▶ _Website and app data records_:
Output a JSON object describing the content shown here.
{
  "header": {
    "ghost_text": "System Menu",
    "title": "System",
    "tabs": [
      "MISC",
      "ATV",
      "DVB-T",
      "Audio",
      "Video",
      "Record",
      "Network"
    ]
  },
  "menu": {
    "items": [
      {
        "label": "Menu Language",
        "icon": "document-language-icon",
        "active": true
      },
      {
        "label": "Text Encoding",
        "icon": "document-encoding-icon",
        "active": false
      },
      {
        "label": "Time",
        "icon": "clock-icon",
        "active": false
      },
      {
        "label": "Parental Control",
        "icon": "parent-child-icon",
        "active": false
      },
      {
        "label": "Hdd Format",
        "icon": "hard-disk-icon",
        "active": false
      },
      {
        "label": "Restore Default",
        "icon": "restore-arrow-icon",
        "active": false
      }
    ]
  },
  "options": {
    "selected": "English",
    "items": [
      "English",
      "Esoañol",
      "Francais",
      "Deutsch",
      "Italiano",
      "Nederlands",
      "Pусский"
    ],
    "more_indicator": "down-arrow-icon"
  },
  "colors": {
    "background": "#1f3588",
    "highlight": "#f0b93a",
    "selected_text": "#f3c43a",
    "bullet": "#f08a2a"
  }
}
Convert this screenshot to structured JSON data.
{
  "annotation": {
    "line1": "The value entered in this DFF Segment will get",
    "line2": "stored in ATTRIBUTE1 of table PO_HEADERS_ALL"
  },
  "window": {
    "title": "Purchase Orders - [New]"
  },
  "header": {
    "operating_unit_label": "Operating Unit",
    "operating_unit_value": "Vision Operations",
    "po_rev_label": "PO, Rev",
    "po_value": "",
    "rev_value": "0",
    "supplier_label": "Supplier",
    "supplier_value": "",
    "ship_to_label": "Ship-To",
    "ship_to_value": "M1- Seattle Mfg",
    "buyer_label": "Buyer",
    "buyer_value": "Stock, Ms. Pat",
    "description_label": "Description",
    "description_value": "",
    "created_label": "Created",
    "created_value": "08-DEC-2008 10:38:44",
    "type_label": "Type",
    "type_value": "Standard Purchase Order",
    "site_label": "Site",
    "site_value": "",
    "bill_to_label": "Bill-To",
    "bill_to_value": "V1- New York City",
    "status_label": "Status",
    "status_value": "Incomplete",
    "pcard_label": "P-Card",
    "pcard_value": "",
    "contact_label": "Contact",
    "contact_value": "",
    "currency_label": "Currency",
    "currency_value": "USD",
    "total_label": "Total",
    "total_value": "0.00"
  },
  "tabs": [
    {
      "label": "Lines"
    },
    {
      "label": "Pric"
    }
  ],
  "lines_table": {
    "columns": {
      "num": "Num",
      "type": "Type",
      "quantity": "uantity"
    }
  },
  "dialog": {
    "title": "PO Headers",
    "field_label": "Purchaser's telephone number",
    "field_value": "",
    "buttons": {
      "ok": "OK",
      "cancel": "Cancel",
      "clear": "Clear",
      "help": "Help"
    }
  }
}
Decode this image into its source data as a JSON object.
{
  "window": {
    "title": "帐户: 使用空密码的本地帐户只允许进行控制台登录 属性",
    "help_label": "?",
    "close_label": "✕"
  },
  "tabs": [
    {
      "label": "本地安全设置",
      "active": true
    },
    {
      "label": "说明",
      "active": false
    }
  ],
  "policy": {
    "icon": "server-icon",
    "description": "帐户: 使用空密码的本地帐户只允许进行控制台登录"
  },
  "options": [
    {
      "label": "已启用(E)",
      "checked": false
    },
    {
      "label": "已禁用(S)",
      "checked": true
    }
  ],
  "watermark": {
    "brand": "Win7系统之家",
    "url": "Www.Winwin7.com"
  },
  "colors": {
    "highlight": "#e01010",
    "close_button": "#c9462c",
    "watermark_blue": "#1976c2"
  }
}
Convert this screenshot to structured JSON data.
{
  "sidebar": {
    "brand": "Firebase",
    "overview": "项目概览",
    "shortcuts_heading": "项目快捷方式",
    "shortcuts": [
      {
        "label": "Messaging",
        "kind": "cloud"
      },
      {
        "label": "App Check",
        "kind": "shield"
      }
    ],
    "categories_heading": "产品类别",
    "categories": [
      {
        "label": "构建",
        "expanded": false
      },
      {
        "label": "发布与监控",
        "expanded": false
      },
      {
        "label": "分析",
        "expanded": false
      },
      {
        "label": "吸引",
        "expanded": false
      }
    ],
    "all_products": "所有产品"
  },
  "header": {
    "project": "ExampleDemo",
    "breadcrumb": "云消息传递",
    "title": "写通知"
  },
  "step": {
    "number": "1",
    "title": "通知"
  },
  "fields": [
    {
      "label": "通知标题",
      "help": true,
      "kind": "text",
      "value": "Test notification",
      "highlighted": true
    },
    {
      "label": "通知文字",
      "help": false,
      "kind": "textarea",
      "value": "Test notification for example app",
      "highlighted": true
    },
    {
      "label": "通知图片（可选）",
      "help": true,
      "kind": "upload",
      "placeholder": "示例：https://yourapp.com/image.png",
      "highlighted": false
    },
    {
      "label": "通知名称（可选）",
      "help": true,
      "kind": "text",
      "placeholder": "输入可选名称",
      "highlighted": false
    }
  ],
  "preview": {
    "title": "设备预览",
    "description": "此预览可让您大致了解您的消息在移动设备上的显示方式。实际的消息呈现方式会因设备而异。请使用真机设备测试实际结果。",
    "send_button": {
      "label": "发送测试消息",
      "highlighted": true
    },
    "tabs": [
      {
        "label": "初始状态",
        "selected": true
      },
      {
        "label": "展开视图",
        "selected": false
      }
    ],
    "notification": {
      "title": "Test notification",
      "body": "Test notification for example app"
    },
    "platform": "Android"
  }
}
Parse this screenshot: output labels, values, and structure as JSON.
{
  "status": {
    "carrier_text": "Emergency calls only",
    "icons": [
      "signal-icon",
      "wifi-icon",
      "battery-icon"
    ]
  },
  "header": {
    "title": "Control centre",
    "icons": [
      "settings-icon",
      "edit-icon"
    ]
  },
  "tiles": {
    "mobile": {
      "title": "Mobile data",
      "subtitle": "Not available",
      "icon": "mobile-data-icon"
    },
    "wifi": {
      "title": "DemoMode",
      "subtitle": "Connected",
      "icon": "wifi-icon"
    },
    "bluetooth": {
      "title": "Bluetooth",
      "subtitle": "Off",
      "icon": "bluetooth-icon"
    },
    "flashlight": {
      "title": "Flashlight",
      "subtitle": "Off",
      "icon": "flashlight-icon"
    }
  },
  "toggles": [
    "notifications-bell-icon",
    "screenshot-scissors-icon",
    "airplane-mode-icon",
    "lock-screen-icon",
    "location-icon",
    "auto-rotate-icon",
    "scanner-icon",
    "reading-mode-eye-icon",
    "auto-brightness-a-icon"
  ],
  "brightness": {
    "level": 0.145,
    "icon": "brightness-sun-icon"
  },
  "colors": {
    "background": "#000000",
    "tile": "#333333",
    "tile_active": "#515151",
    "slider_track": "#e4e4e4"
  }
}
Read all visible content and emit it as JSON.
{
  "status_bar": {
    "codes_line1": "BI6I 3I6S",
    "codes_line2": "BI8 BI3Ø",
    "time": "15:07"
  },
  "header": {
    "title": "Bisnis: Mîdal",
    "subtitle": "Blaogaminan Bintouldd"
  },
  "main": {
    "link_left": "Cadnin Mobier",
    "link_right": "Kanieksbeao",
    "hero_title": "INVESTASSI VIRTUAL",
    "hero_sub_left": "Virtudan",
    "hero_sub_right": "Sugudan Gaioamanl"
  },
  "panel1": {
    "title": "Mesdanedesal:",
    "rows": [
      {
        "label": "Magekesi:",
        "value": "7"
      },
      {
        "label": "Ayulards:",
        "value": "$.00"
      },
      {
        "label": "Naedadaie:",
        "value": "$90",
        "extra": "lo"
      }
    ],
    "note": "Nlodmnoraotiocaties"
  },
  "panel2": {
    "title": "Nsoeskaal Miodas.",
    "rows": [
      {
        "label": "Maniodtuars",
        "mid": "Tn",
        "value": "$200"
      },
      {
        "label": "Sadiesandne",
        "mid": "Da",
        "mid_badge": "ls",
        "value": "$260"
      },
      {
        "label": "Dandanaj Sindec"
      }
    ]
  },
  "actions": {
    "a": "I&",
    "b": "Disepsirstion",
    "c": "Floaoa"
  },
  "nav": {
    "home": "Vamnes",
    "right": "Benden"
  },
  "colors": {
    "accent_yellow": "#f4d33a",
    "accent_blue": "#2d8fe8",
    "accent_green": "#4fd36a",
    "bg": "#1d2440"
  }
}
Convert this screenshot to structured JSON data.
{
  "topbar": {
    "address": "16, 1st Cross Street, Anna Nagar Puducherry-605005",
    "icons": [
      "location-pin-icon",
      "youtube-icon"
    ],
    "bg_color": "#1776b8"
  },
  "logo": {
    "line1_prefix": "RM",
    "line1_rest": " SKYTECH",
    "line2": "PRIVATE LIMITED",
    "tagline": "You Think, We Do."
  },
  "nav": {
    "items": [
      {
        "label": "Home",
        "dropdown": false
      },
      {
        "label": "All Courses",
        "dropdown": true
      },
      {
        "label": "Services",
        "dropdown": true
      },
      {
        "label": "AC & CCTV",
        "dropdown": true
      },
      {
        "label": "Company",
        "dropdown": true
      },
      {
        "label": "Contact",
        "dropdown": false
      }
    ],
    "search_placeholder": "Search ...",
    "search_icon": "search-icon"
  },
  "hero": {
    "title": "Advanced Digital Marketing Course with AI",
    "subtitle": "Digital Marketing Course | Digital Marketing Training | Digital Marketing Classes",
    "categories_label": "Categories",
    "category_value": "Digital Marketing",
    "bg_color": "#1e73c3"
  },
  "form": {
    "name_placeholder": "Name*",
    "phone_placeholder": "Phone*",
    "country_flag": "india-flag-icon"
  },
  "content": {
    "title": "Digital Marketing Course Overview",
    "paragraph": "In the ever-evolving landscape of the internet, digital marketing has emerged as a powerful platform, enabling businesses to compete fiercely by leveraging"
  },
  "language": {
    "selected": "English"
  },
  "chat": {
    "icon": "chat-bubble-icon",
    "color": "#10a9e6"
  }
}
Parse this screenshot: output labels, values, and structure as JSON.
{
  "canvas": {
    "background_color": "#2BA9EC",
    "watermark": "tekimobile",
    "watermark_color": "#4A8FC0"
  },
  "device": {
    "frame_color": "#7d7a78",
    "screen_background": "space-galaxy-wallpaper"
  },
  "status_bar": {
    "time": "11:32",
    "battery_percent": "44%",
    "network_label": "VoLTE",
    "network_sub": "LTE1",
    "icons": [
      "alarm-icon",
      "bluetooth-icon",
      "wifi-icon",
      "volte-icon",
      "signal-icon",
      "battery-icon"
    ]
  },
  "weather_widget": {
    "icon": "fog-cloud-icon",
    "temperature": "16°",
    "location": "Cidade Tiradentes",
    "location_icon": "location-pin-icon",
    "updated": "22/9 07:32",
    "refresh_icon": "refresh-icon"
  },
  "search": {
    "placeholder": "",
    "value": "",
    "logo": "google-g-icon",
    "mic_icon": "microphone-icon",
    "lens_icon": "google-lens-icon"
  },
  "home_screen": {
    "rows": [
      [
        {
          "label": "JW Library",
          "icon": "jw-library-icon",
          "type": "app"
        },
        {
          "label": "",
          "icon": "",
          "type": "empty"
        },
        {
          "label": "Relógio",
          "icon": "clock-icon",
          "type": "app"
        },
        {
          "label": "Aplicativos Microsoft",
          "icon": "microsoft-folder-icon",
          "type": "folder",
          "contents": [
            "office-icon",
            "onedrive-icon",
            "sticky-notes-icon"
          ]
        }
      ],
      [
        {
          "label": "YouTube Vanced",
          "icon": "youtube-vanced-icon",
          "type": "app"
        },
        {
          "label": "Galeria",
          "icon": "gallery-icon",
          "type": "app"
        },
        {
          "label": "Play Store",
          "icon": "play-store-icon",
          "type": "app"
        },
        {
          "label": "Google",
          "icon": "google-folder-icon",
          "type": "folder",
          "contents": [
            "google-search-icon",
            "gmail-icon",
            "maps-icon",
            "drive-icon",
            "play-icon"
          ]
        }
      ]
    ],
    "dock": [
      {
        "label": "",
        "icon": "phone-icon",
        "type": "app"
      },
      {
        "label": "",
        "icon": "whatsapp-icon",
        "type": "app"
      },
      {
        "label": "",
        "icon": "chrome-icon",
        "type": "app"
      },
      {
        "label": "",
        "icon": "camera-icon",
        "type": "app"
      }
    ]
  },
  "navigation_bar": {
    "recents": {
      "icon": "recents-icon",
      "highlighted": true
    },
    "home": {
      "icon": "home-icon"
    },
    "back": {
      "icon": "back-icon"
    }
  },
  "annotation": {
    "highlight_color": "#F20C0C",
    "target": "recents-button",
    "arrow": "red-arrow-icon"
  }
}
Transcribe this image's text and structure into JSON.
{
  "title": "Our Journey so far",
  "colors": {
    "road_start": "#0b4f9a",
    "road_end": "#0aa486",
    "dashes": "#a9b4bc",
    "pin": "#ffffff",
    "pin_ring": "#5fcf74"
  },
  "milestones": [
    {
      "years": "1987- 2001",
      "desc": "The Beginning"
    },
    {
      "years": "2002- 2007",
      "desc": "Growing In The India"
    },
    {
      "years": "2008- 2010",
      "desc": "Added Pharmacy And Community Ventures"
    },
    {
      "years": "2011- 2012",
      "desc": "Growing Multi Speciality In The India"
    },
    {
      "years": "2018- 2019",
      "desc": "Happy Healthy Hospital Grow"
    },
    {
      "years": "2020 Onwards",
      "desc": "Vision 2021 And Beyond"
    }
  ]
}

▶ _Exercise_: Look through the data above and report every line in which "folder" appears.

▶ _Exercise solution_:
          "icon": "microsoft-folder-icon",
          "type": "folder",
          "icon": "google-folder-icon",
          "type": "folder",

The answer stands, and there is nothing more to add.